When Mike Fey was bitten by a mosquito between his thumb and index finger; he laughed at the time because it was the only mosquito he'd seen all summer.
That was until he ended up in the emergency room with West Nile virus.
Fey, 42, works as a welder south of Groton. He never thought the West Nile virus could affect him because he'd always been in excellent health before he was bitten.
But he is one of 21 cases in people ages 40-49 to be diagnosed with the virus in South Dakota. It's the biggest age bracket of the 98 reported cases in South Dakota.
"If I can get it, anybody could get it," he said.
Even though the drought has reduced the overall mosquito numbers, there's a higher concentration of culex tarsalis mosquitoes, which carry the virus, said Dr. Lon Kightlinger, state epidemiologist. "If anything, it makes people more susceptible," he said.
"People see fewer mosquitoes, and that makes them complacent. They let their guard down," Kightlinger said.

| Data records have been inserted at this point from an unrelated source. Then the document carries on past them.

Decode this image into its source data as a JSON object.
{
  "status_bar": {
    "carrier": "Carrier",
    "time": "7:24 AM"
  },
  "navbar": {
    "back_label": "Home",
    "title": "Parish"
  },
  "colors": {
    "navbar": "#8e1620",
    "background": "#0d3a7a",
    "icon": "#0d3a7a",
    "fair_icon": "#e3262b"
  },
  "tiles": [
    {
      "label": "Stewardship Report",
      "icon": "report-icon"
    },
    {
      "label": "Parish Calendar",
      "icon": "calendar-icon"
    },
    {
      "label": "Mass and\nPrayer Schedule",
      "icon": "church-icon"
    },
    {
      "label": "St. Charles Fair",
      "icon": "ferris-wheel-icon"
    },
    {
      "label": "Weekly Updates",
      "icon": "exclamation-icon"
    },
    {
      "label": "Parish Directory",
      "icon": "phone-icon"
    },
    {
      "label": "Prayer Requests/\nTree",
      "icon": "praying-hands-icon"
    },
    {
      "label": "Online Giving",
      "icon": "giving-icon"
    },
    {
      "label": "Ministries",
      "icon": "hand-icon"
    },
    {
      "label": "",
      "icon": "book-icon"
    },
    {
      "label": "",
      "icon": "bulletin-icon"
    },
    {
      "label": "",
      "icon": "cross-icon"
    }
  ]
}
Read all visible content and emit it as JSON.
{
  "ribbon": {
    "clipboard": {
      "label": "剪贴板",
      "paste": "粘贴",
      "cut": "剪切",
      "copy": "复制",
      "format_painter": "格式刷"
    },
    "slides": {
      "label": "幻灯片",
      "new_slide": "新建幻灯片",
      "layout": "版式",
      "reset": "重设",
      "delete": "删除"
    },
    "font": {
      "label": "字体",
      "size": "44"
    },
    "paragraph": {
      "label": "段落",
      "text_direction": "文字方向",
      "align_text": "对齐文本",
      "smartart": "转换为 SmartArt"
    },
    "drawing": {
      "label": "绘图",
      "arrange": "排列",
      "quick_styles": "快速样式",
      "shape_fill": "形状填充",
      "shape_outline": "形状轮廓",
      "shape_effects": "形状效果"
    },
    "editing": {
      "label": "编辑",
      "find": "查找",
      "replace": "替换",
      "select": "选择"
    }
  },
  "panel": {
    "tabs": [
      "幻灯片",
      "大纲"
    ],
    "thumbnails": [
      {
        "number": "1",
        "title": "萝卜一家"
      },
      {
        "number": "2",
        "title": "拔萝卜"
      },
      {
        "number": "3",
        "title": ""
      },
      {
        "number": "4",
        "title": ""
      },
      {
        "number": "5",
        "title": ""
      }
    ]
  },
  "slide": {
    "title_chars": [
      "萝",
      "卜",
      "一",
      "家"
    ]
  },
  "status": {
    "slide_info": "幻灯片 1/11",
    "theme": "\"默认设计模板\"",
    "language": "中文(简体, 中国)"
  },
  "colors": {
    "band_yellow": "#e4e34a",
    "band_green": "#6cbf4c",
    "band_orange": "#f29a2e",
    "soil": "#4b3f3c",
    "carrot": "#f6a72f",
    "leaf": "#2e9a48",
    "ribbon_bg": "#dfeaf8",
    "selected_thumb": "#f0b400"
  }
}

The aedes vexans mosquito, commonly called floodwater mosquitos, is the type of mosquito common to South Dakota, but they do not carry the West Nile virus, Kightlinger said.
Their population is way down because they require a lot of water and moisture to breed, which they haven't had during this drought, he said. smaller, and have much less restrictive breeding conditions, Kightlinger said. So although the overall number of mosquitos in South Dakota and Brown County is down, the percentage of mosquitos that can carry the West Nile Virus is relatively higher, he said.
The mosquitoes that do carry the virus, the Culex Tarsalis mosquito, do not breed as often, are much smaller, and have much less restrictive breeding conditions, Kightlinger said. So although the overall number of mosquitos in South Dakota and Brown County is down, the percentage of mosquitoes that can carry the West Nile virus is relatively higher, he said.
Nancy Jark, 44, of Warner was watching her son play baseball in the State B Teener baseball tournament in Platte on Aug. 11, and felt fine. Jark said her family returned home and she started to experience painful headaches accompanied by a stiff neck, shoulders and back. The next day she went with her family to help her daughter move into her dorm at Dakota Wesleyan University, Jark said. She visited a chiropractor, who advised her to go the hospital, after she described her symptoms.
Jark spent three days in the Avera Queen of Peace Hospital in Mitchell and another three days at Avera McKennan Hospital in Sioux Falls.
Blood tests and a spinal tap revealed that she had West Nile Virus, Jark said. She spent six days in hospitals before doctors allowed her to go home, she said.
Jark is still trying to regain her strength, but her recovery has been rocky.
"I have good days and not-so-good days," she said.
Jark does not know when the mosquito bit her because she doesn't remember being bitten in the first place.
"I don't remember getting bit at all," she said.
"Anybody that's bitten by a mosquito could get it," said Dr. Lon Kightlinger, state epidemiologist.
The city of Aberdeen uses aerial spraying when the city feels the need to reduce the number of mosquitoes or when there’s a threat of West Nile virus. The latter is the case this summer. Mosquito spraying happens about once a month during the summer.
In most cases, symptoms of the West Nile virus are similar to the flu, which is what Fey thought he initially had until he was officially diagnosed with West Nile Tuesday. It's been weeks since the initial symptoms, but he's still about 65 percent healthy, he said.